A slender, interpretation-laden biography of the first president.
George Washington poses certain contradictions for a historian, as the prolific Johnson (Art: A New History, 2003, etc.) very gamely allows. For one thing, though he kept virtually every scrap of paper that came under his eye, carting a sizable archive with him even in the thick of the Revolutionary War, and was as careful a self-chronicler as any subsequent chief executive, Washington was also famously guarded about what he revealed of himself. An august and confident leader, he was also responsible for a disastrous episode that led directly to the worldwide Seven Years War. He despised slavery but did not press the point while he was in a position to do so. Some of his contemporaries—his vice president, John Adams, among them—thought him thick and unpresidential, to which Johnson responds that Washington was a fine actor: he knew how to by-God a lieutenant into submission, and “he liked to play the Old Man card when needed.” He professed a little false modesty, lived a little better than he could afford to and was perhaps a little too wedded to his time’s what’s-in-for-me ethic. But, Johnson writes, Washington was also indisputably if not entirely selflessly devoted to the cause of an independent American nation.
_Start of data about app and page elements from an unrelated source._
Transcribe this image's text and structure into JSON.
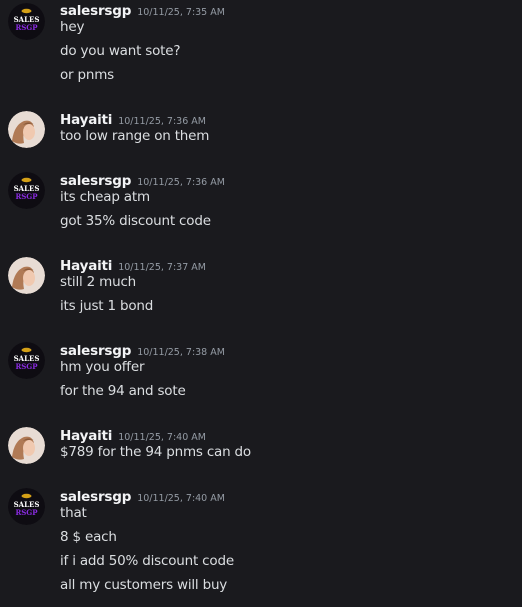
{
  "messages": [
    {
      "author": "salesrsgp",
      "timestamp": "10/11/25, 7:35 AM",
      "avatar": "sales-rsgp-logo",
      "avatar_text": [
        "SALES",
        "RSGP"
      ],
      "lines": [
        "hey",
        "do you want sote?",
        "or pnms"
      ]
    },
    {
      "author": "Hayaiti",
      "timestamp": "10/11/25, 7:36 AM",
      "avatar": "profile-photo",
      "lines": [
        "too low range on them"
      ]
    },
    {
      "author": "salesrsgp",
      "timestamp": "10/11/25, 7:36 AM",
      "avatar": "sales-rsgp-logo",
      "avatar_text": [
        "SALES",
        "RSGP"
      ],
      "lines": [
        "its cheap atm",
        "got 35% discount code"
      ]
    },
    {
      "author": "Hayaiti",
      "timestamp": "10/11/25, 7:37 AM",
      "avatar": "profile-photo",
      "lines": [
        "still 2 much",
        "its just 1 bond"
      ]
    },
    {
      "author": "salesrsgp",
      "timestamp": "10/11/25, 7:38 AM",
      "avatar": "sales-rsgp-logo",
      "avatar_text": [
        "SALES",
        "RSGP"
      ],
      "lines": [
        "hm you offer",
        "for the 94 and sote"
      ]
    },
    {
      "author": "Hayaiti",
      "timestamp": "10/11/25, 7:40 AM",
      "avatar": "profile-photo",
      "lines": [
        "$789 for the 94 pnms can do"
      ]
    },
    {
      "author": "salesrsgp",
      "timestamp": "10/11/25, 7:40 AM",
      "avatar": "sales-rsgp-logo",
      "avatar_text": [
        "SALES",
        "RSGP"
      ],
      "lines": [
        "that",
        "8 $ each",
        "if i add 50% discount code",
        "all my customers will buy"
      ]
    }
  ]
}
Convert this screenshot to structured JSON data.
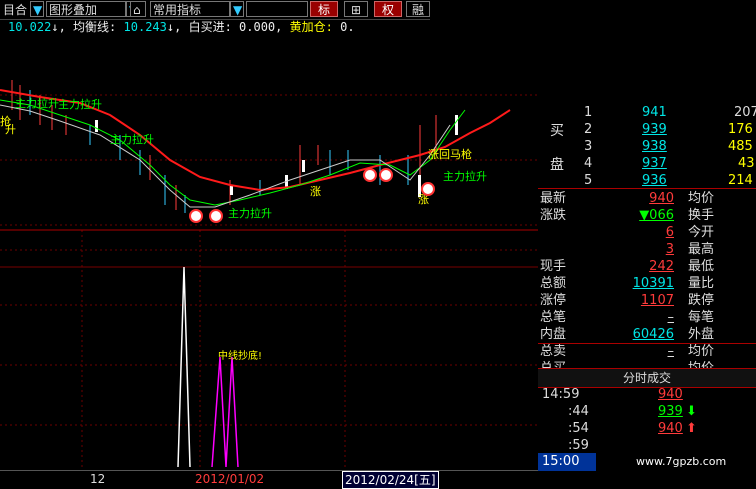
{
  "toolbar": {
    "items": [
      {
        "label": "目合",
        "kind": "text"
      },
      {
        "label": "▼",
        "kind": "dropdown"
      },
      {
        "label": "图形叠加",
        "kind": "text"
      },
      {
        "label": "▼",
        "kind": "dropdown"
      },
      {
        "label": "⌂",
        "kind": "icon"
      },
      {
        "label": "常用指标",
        "kind": "text"
      },
      {
        "label": "▼",
        "kind": "dropdown"
      },
      {
        "label": "标",
        "kind": "red"
      },
      {
        "label": "⊞",
        "kind": "icon"
      },
      {
        "label": "权",
        "kind": "red"
      },
      {
        "label": "融",
        "kind": "text"
      }
    ]
  },
  "indicator_line": {
    "value1": "10.022",
    "ma_label": "均衡线:",
    "ma_value": "10.243",
    "buy_label": "白买进:",
    "buy_value": "0.000,",
    "add_label": "黄加仓:",
    "add_value": "0."
  },
  "chart_annotations": [
    {
      "text": "主力拉升",
      "color": "#00ff00"
    },
    {
      "text": "主力拉升",
      "color": "#00ff00"
    },
    {
      "text": "主力拉升",
      "color": "#00ff00"
    },
    {
      "text": "主力拉升",
      "color": "#00ff00"
    },
    {
      "text": "涨",
      "color": "#ffff00"
    },
    {
      "text": "涨回马枪",
      "color": "#ffff00"
    },
    {
      "text": "抢",
      "color": "#ffff00"
    },
    {
      "text": "升",
      "color": "#ffff00"
    },
    {
      "text": "涨",
      "color": "#ffff00"
    },
    {
      "text": "中线抄底",
      "color": "#ffff00"
    }
  ],
  "quote_panel": {
    "bid_label_top": "买",
    "bid_label_bottom": "盘",
    "bids": [
      {
        "level": "1",
        "price": "941",
        "vol": "207"
      },
      {
        "level": "2",
        "price": "939",
        "vol": "176"
      },
      {
        "level": "3",
        "price": "938",
        "vol": "485"
      },
      {
        "level": "4",
        "price": "937",
        "vol": "43"
      },
      {
        "level": "5",
        "price": "936",
        "vol": "214"
      }
    ],
    "stats": [
      {
        "label": "最新",
        "value": "940",
        "label2": "均价",
        "color": "#ff3b3b"
      },
      {
        "label": "涨跌",
        "value": "▼066",
        "label2": "换手",
        "color": "#00ff00"
      },
      {
        "label": "",
        "value": "6",
        "label2": "今开",
        "color": "#ff3b3b"
      },
      {
        "label": "",
        "value": "3",
        "label2": "最高",
        "color": "#ff3b3b"
      },
      {
        "label": "现手",
        "value": "242",
        "label2": "最低",
        "color": "#ff3b3b"
      },
      {
        "label": "总额",
        "value": "10391",
        "label2": "量比",
        "color": "#00e5e5"
      },
      {
        "label": "涨停",
        "value": "1107",
        "label2": "跌停",
        "color": "#ff3b3b"
      },
      {
        "label": "总笔",
        "value": "–",
        "label2": "每笔",
        "color": "#ddd"
      },
      {
        "label": "内盘",
        "value": "60426",
        "label2": "外盘",
        "color": "#00e5e5"
      },
      {
        "label": "总卖",
        "value": "–",
        "label2": "均价",
        "color": "#ddd"
      },
      {
        "label": "总买",
        "value": "–",
        "label2": "均价",
        "color": "#ddd"
      }
    ],
    "ticks_header": "分时成交",
    "ticks": [
      {
        "time": "14:59",
        "price": "940",
        "arrow": "",
        "color": "#ff3b3b"
      },
      {
        "time": ":44",
        "price": "939",
        "arrow": "⬇",
        "color": "#00ff00"
      },
      {
        "time": ":54",
        "price": "940",
        "arrow": "⬆",
        "color": "#ff3b3b"
      },
      {
        "time": ":59",
        "price": "",
        "arrow": "",
        "color": "#ddd"
      }
    ],
    "current_time": "15:00",
    "watermark": "www.7gpzb.com"
  },
  "bottom_bar": {
    "left_label": "12",
    "date1": "2012/01/02",
    "date2": "2012/02/24[五]"
  },
  "volume_label": "中线抄底!"
}
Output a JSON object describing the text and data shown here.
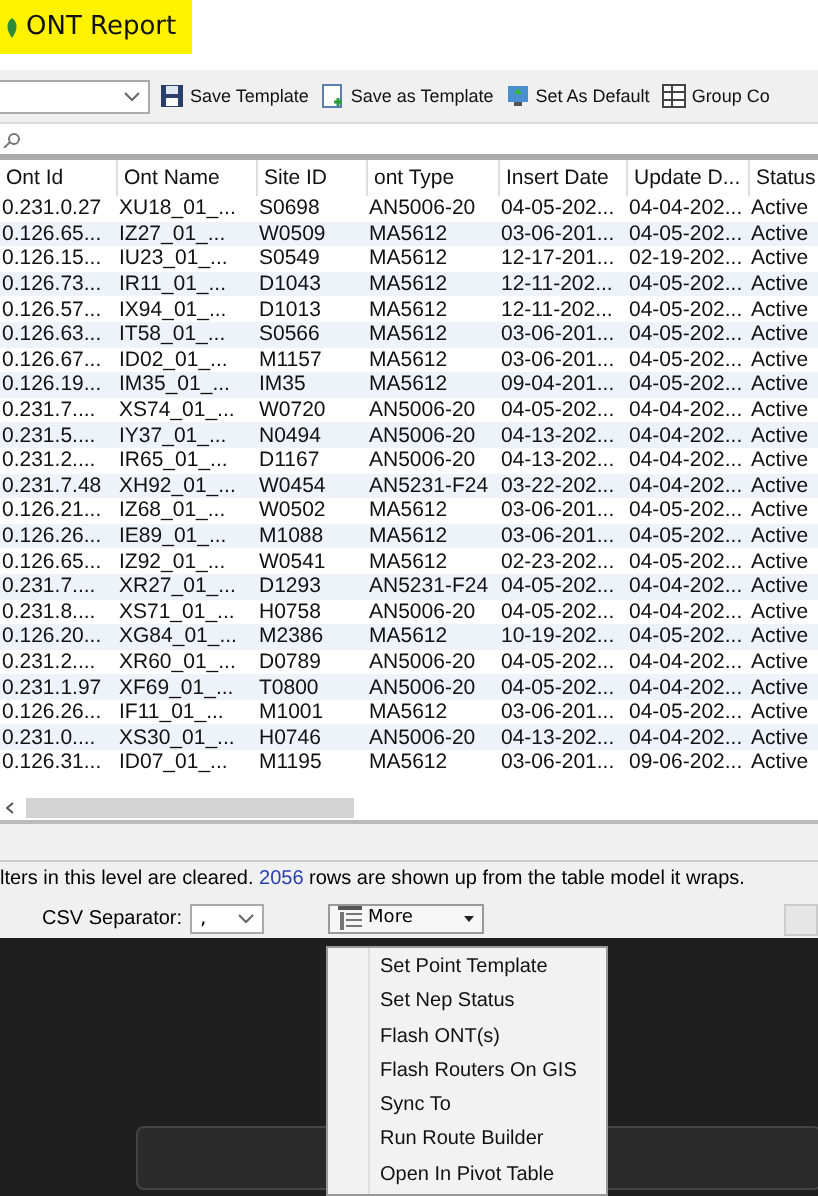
{
  "window": {
    "title": "ONT Report",
    "title_highlighted": true
  },
  "toolbar": {
    "buttons": [
      {
        "label": "Save Template",
        "kind": "save"
      },
      {
        "label": "Save as Template",
        "kind": "saveas"
      },
      {
        "label": "Set As Default",
        "kind": "default"
      },
      {
        "label": "Group Co",
        "kind": "group"
      }
    ]
  },
  "table": {
    "columns": [
      "Ont Id",
      "Ont Name",
      "Site ID",
      "ont Type",
      "Insert Date",
      "Update D...",
      "Status"
    ],
    "rows": [
      [
        "0.231.0.27",
        "XU18_01_...",
        "S0698",
        "AN5006-20",
        "04-05-202...",
        "04-04-202...",
        "Active"
      ],
      [
        "0.126.65...",
        "IZ27_01_...",
        "W0509",
        "MA5612",
        "03-06-201...",
        "04-05-202...",
        "Active"
      ],
      [
        "0.126.15...",
        "IU23_01_...",
        "S0549",
        "MA5612",
        "12-17-201...",
        "02-19-202...",
        "Active"
      ],
      [
        "0.126.73...",
        "IR11_01_...",
        "D1043",
        "MA5612",
        "12-11-202...",
        "04-05-202...",
        "Active"
      ],
      [
        "0.126.57...",
        "IX94_01_...",
        "D1013",
        "MA5612",
        "12-11-202...",
        "04-05-202...",
        "Active"
      ],
      [
        "0.126.63...",
        "IT58_01_...",
        "S0566",
        "MA5612",
        "03-06-201...",
        "04-05-202...",
        "Active"
      ],
      [
        "0.126.67...",
        "ID02_01_...",
        "M1157",
        "MA5612",
        "03-06-201...",
        "04-05-202...",
        "Active"
      ],
      [
        "0.126.19...",
        "IM35_01_...",
        "IM35",
        "MA5612",
        "09-04-201...",
        "04-05-202...",
        "Active"
      ],
      [
        "0.231.7....",
        "XS74_01_...",
        "W0720",
        "AN5006-20",
        "04-05-202...",
        "04-04-202...",
        "Active"
      ],
      [
        "0.231.5....",
        "IY37_01_...",
        "N0494",
        "AN5006-20",
        "04-13-202...",
        "04-04-202...",
        "Active"
      ],
      [
        "0.231.2....",
        "IR65_01_...",
        "D1167",
        "AN5006-20",
        "04-13-202...",
        "04-04-202...",
        "Active"
      ],
      [
        "0.231.7.48",
        "XH92_01_...",
        "W0454",
        "AN5231-F24",
        "03-22-202...",
        "04-04-202...",
        "Active"
      ],
      [
        "0.126.21...",
        "IZ68_01_...",
        "W0502",
        "MA5612",
        "03-06-201...",
        "04-05-202...",
        "Active"
      ],
      [
        "0.126.26...",
        "IE89_01_...",
        "M1088",
        "MA5612",
        "03-06-201...",
        "04-05-202...",
        "Active"
      ],
      [
        "0.126.65...",
        "IZ92_01_...",
        "W0541",
        "MA5612",
        "02-23-202...",
        "04-05-202...",
        "Active"
      ],
      [
        "0.231.7....",
        "XR27_01_...",
        "D1293",
        "AN5231-F24",
        "04-05-202...",
        "04-04-202...",
        "Active"
      ],
      [
        "0.231.8....",
        "XS71_01_...",
        "H0758",
        "AN5006-20",
        "04-05-202...",
        "04-04-202...",
        "Active"
      ],
      [
        "0.126.20...",
        "XG84_01_...",
        "M2386",
        "MA5612",
        "10-19-202...",
        "04-05-202...",
        "Active"
      ],
      [
        "0.231.2....",
        "XR60_01_...",
        "D0789",
        "AN5006-20",
        "04-05-202...",
        "04-04-202...",
        "Active"
      ],
      [
        "0.231.1.97",
        "XF69_01_...",
        "T0800",
        "AN5006-20",
        "04-05-202...",
        "04-04-202...",
        "Active"
      ],
      [
        "0.126.26...",
        "IF11_01_...",
        "M1001",
        "MA5612",
        "03-06-201...",
        "04-05-202...",
        "Active"
      ],
      [
        "0.231.0....",
        "XS30_01_...",
        "H0746",
        "AN5006-20",
        "04-13-202...",
        "04-04-202...",
        "Active"
      ],
      [
        "0.126.31...",
        "ID07_01_...",
        "M1195",
        "MA5612",
        "03-06-201...",
        "09-06-202...",
        "Active"
      ]
    ]
  },
  "status_text": "lters in this level are cleared. **2056** rows are shown up from the table model it wraps.",
  "csv_separator": {
    "label": "CSV Separator:",
    "value": ","
  },
  "more_menu": {
    "label": "More",
    "items": [
      "Set Point Template",
      "Set Nep Status",
      "Flash ONT(s)",
      "Flash Routers On GIS",
      "Sync To",
      "Run Route Builder",
      "Open In Pivot Table"
    ]
  }
}
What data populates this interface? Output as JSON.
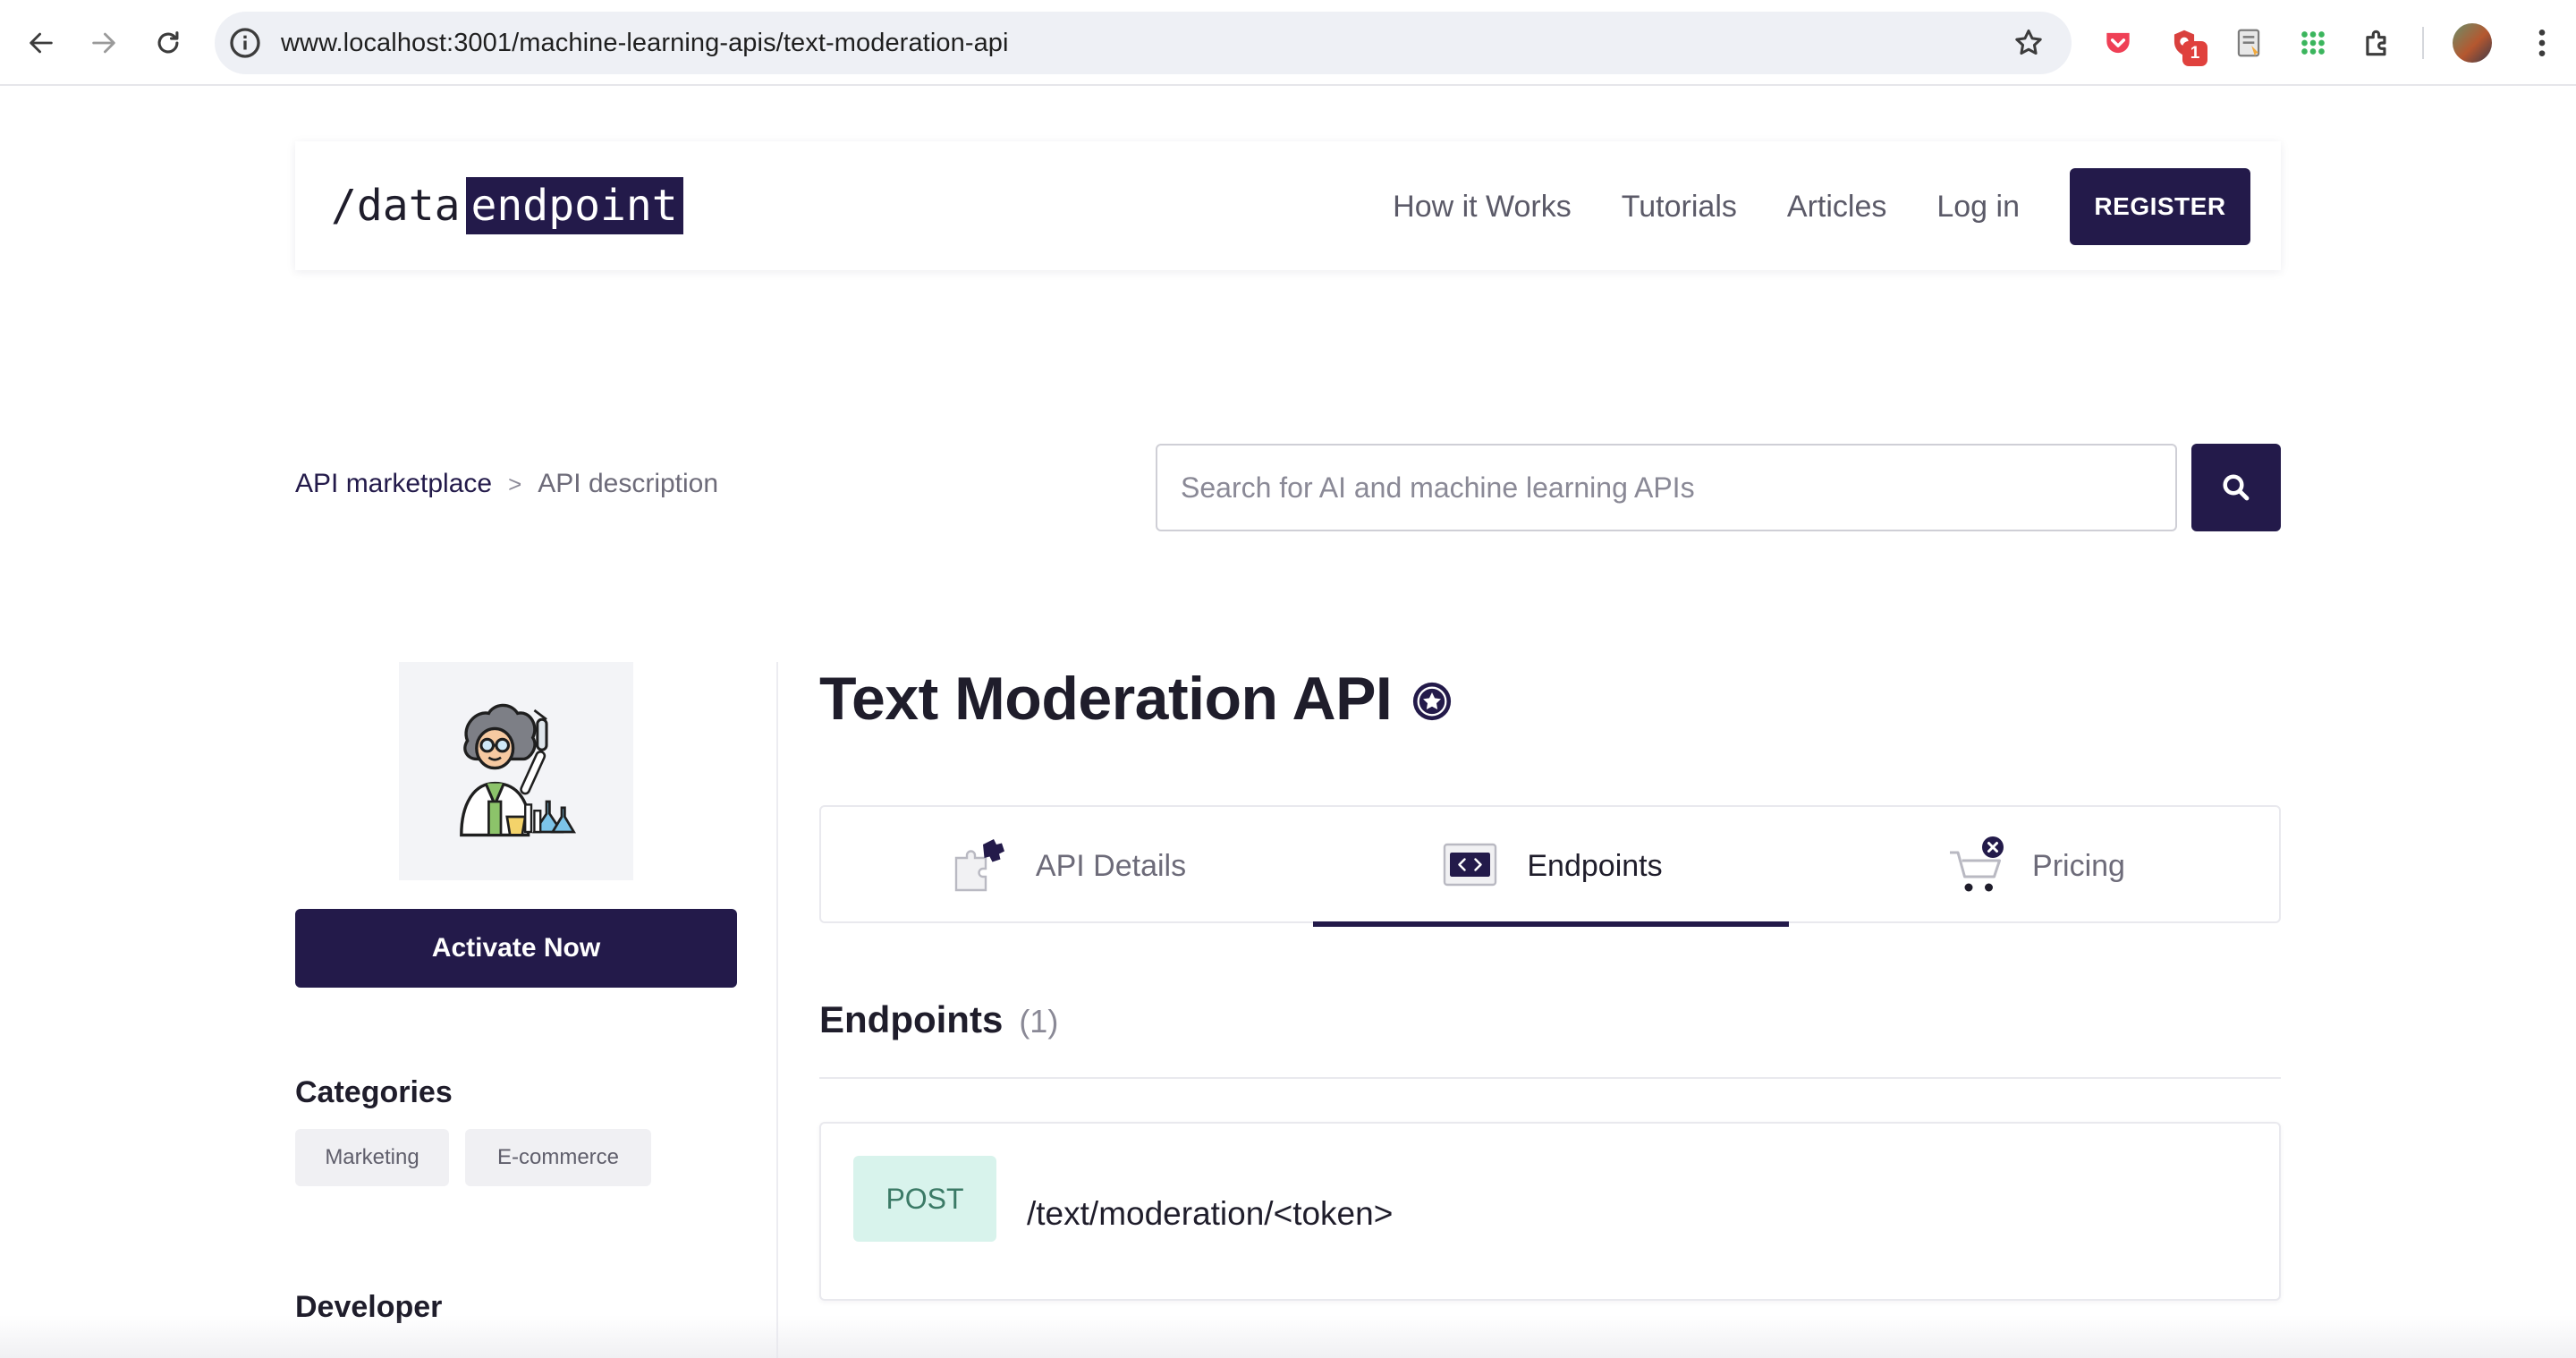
{
  "browser": {
    "url": "www.localhost:3001/machine-learning-apis/text-moderation-api",
    "extension_badge": "1"
  },
  "header": {
    "logo_prefix": "/data",
    "logo_highlight": "endpoint",
    "nav": [
      "How it Works",
      "Tutorials",
      "Articles",
      "Log in"
    ],
    "register_label": "REGISTER"
  },
  "breadcrumb": {
    "root": "API marketplace",
    "separator": ">",
    "current": "API description"
  },
  "search": {
    "placeholder": "Search for AI and machine learning APIs",
    "value": ""
  },
  "sidebar": {
    "activate_label": "Activate Now",
    "categories_heading": "Categories",
    "categories": [
      "Marketing",
      "E-commerce"
    ],
    "developer_heading": "Developer"
  },
  "api": {
    "title": "Text Moderation API"
  },
  "tabs": [
    {
      "label": "API Details",
      "icon": "puzzle-icon",
      "active": false
    },
    {
      "label": "Endpoints",
      "icon": "code-window-icon",
      "active": true
    },
    {
      "label": "Pricing",
      "icon": "cart-icon",
      "active": false
    }
  ],
  "endpoints_section": {
    "title": "Endpoints",
    "count": "(1)",
    "items": [
      {
        "method": "POST",
        "path": "/text/moderation/<token>"
      }
    ]
  },
  "colors": {
    "brand": "#231a4a",
    "method_post_bg": "#d8f3ec",
    "method_post_text": "#3b7a66"
  }
}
Johnson is sometimes unconvincing when he confronts contradiction head-on and attempts to reconcile it; he notes, for instance, that Washington was a deist, disinclined to pay much attention to matters of God (“In his twenty volumes of correspondence there is not a single mention of Christ”), yet asserts, in keeping with his conservative bent, that “the notion that the First Amendment would be twisted into an instrument to prohibit the traditional practices of Christianity would have horrified him”—though probably not to the point, given what we know of him, that Washington would have inserted an “under God” clause into the national pledge.
Slight, sometimes debatable but thoroughly well written: a good starting point for those who want to brush up on why Washington matters all these years later.